Concentration

Make two marks on your mirror on a level with your eyes, and think of them as two human eyes looking into yours. Your eyes will probably blink a little at first. Do not move your head, but stand erect. Concentrate all your thoughts on keeping your head perfectly still. Do not let another thought come into your mind. Then, still keeping the head, eyes and body still, think that you look like a reliable man or woman should; like a person that anyone would have confidence in… While standing before the mirror practice deep breathing. See that there is plenty of fresh air in the room, and that you are literally feasting on it. You will find that, as it permeates every cell, your timidity will disappear. It has been replaced by a sense of peace and power. The one that stands up like a man and has control over the muscles of his face and eyes always commands attention. In his conversation, he can better impress those with whom he comes in contact. He acquires a feeling of calmness and strength that causes opposition to melt away before it.

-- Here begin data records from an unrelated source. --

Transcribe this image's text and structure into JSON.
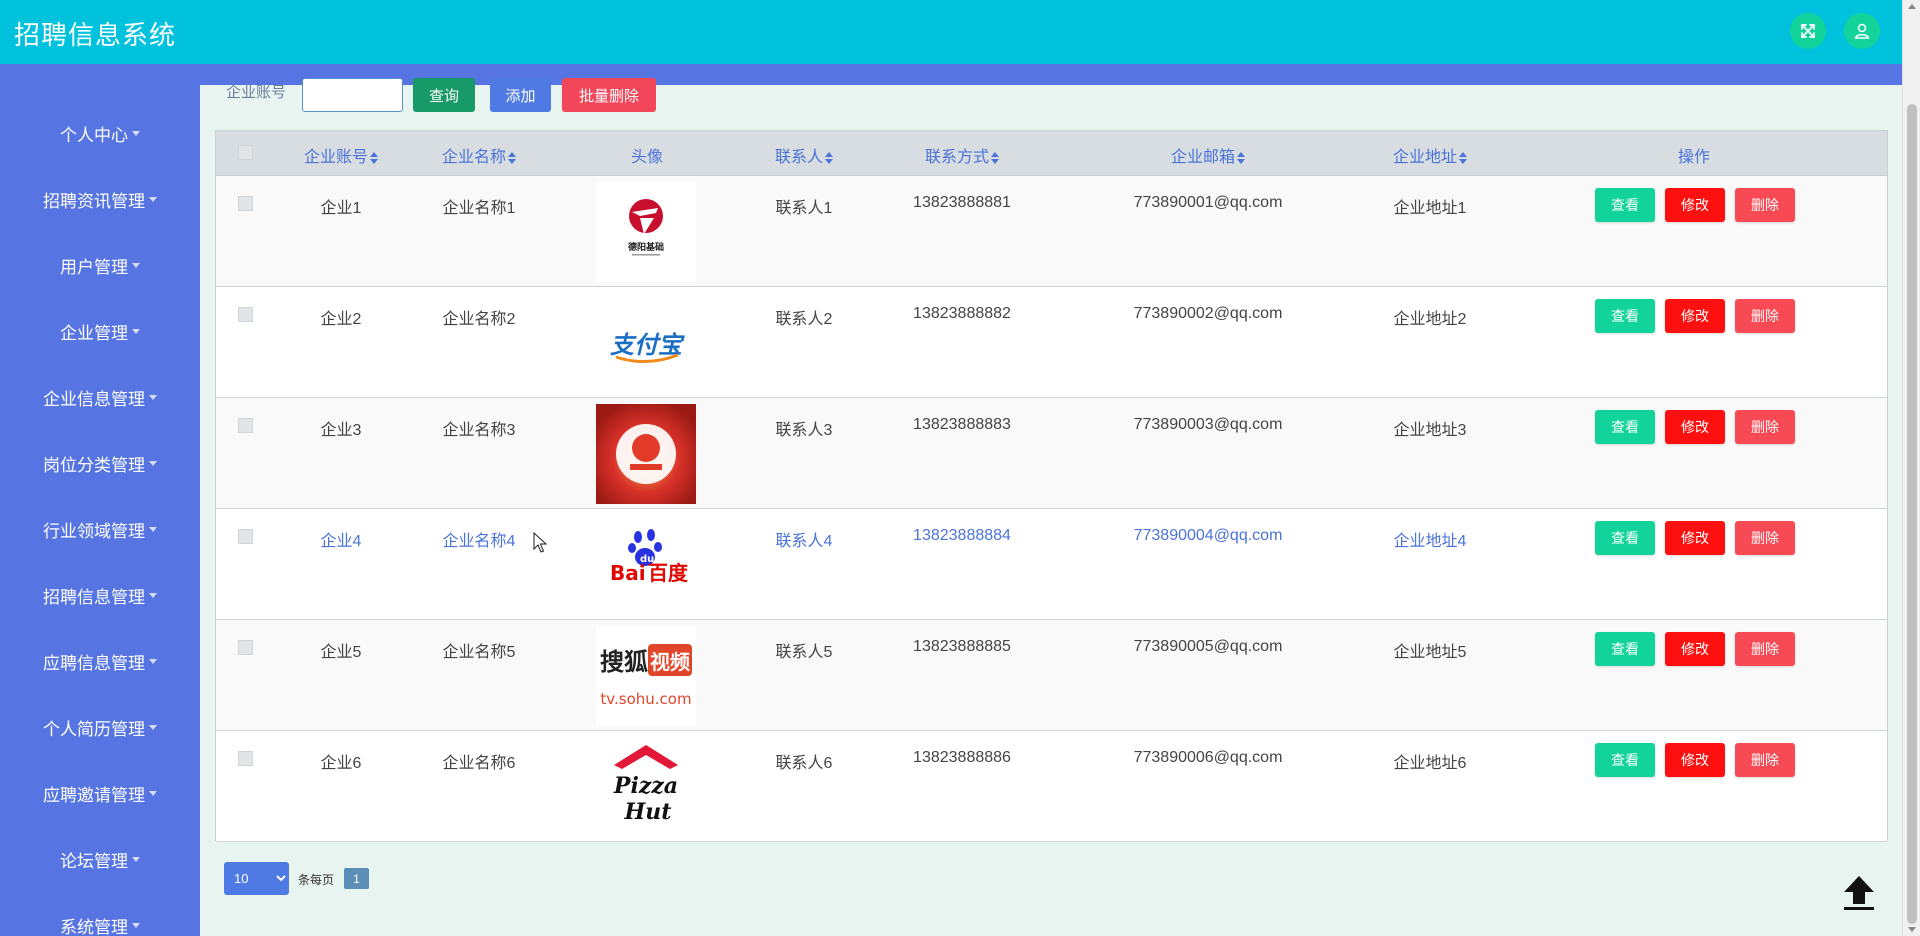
{
  "app": {
    "title": "招聘信息系统"
  },
  "header": {
    "fullscreen_icon": "expand-icon",
    "user_icon": "user-icon"
  },
  "sidebar": {
    "items": [
      {
        "label": "个人中心"
      },
      {
        "label": "招聘资讯管理"
      },
      {
        "label": "用户管理"
      },
      {
        "label": "企业管理"
      },
      {
        "label": "企业信息管理"
      },
      {
        "label": "岗位分类管理"
      },
      {
        "label": "行业领域管理"
      },
      {
        "label": "招聘信息管理"
      },
      {
        "label": "应聘信息管理"
      },
      {
        "label": "个人简历管理"
      },
      {
        "label": "应聘邀请管理"
      },
      {
        "label": "论坛管理"
      },
      {
        "label": "系统管理"
      }
    ]
  },
  "toolbar": {
    "search_label": "企业账号",
    "search_value": "",
    "query_label": "查询",
    "add_label": "添加",
    "batch_delete_label": "批量删除"
  },
  "table": {
    "columns": [
      "企业账号",
      "企业名称",
      "头像",
      "联系人",
      "联系方式",
      "企业邮箱",
      "企业地址",
      "操作"
    ],
    "actions": {
      "view": "查看",
      "edit": "修改",
      "delete": "删除"
    },
    "rows": [
      {
        "account": "企业1",
        "name": "企业名称1",
        "avatar": "logo-red-emblem",
        "contact": "联系人1",
        "phone": "13823888881",
        "email": "773890001@qq.com",
        "address": "企业地址1"
      },
      {
        "account": "企业2",
        "name": "企业名称2",
        "avatar": "logo-alipay",
        "contact": "联系人2",
        "phone": "13823888882",
        "email": "773890002@qq.com",
        "address": "企业地址2"
      },
      {
        "account": "企业3",
        "name": "企业名称3",
        "avatar": "logo-pizza-photo",
        "contact": "联系人3",
        "phone": "13823888883",
        "email": "773890003@qq.com",
        "address": "企业地址3"
      },
      {
        "account": "企业4",
        "name": "企业名称4",
        "avatar": "logo-baidu",
        "contact": "联系人4",
        "phone": "13823888884",
        "email": "773890004@qq.com",
        "address": "企业地址4"
      },
      {
        "account": "企业5",
        "name": "企业名称5",
        "avatar": "logo-sohu-video",
        "contact": "联系人5",
        "phone": "13823888885",
        "email": "773890005@qq.com",
        "address": "企业地址5"
      },
      {
        "account": "企业6",
        "name": "企业名称6",
        "avatar": "logo-pizza-hut",
        "contact": "联系人6",
        "phone": "13823888886",
        "email": "773890006@qq.com",
        "address": "企业地址6"
      }
    ]
  },
  "logo_text": {
    "emblem": "德阳基础",
    "alipay": "支付宝",
    "baidu_a": "Bai",
    "baidu_b": "du",
    "baidu_c": "百度",
    "sohu_a": "搜狐",
    "sohu_b": "视频",
    "sohu_c": "tv.sohu.com",
    "pizza_a": "Pizza",
    "pizza_b": "Hut"
  },
  "pagination": {
    "page_size": "10",
    "per_page_label": "条每页",
    "current_page": "1"
  },
  "colors": {
    "header": "#00c2dc",
    "sidebar": "#5775e2",
    "view": "#12d39a",
    "edit": "#ff1010",
    "delete": "#f74a55"
  }
}
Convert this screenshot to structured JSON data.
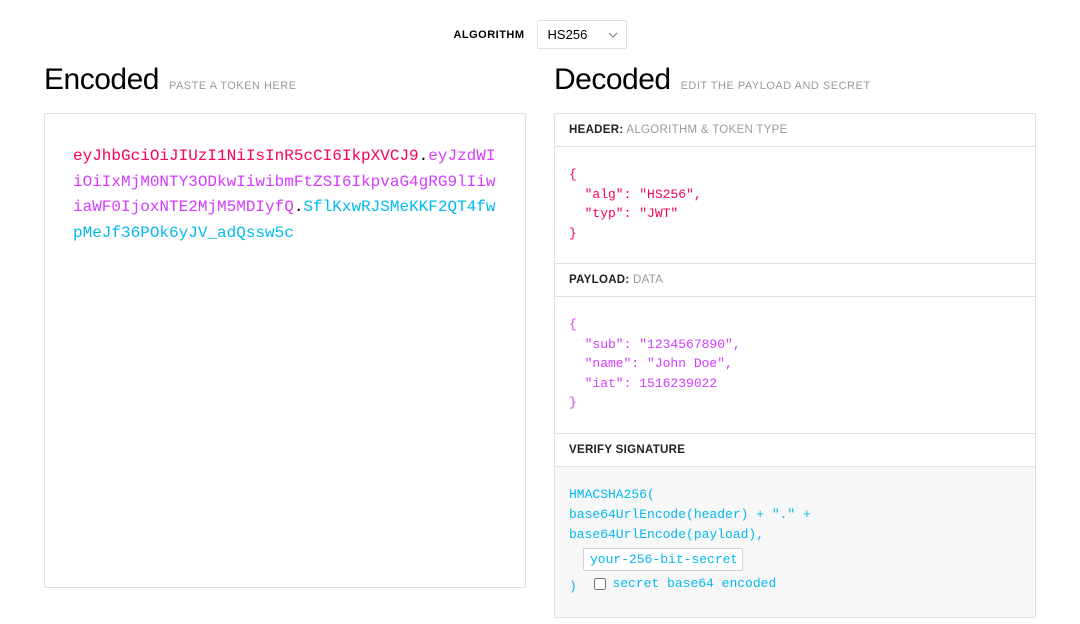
{
  "topbar": {
    "algorithm_label": "ALGORITHM",
    "algorithm_value": "HS256"
  },
  "encoded": {
    "title": "Encoded",
    "subtitle": "PASTE A TOKEN HERE",
    "token_header": "eyJhbGciOiJIUzI1NiIsInR5cCI6IkpXVCJ9",
    "token_payload": "eyJzdWIiOiIxMjM0NTY3ODkwIiwibmFtZSI6IkpvaG4gRG9lIiwiaWF0IjoxNTE2MjM5MDIyfQ",
    "token_signature": "SflKxwRJSMeKKF2QT4fwpMeJf36POk6yJV_adQssw5c"
  },
  "decoded": {
    "title": "Decoded",
    "subtitle": "EDIT THE PAYLOAD AND SECRET",
    "header_section": {
      "label_bold": "HEADER:",
      "label_muted": "ALGORITHM & TOKEN TYPE",
      "json_text": "{\n  \"alg\": \"HS256\",\n  \"typ\": \"JWT\"\n}"
    },
    "payload_section": {
      "label_bold": "PAYLOAD:",
      "label_muted": "DATA",
      "json_text": "{\n  \"sub\": \"1234567890\",\n  \"name\": \"John Doe\",\n  \"iat\": 1516239022\n}"
    },
    "signature_section": {
      "label_bold": "VERIFY SIGNATURE",
      "line1": "HMACSHA256(",
      "line2": "  base64UrlEncode(header) + \".\" +",
      "line3": "  base64UrlEncode(payload),",
      "secret_value": "your-256-bit-secret",
      "close_paren": ")",
      "checkbox_label": "secret base64 encoded"
    }
  }
}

Also, sit in a comfortable chair and see how still you can keep. This is not as easy as it seems. You will have to center your attention on sitting still. Watch and see that you are not making any involuntary muscular movements. By a little practice you will find you are able to sit still without a movement of the muscles for fifteen minutes. At first I advise sitting in a relaxed position for five minutes. After you are able to keep perfectly still, increase the time to ten minutes and then to fifteen. This is as long as it is necessary. But never strain yourself to keep still. You must be relaxed completely.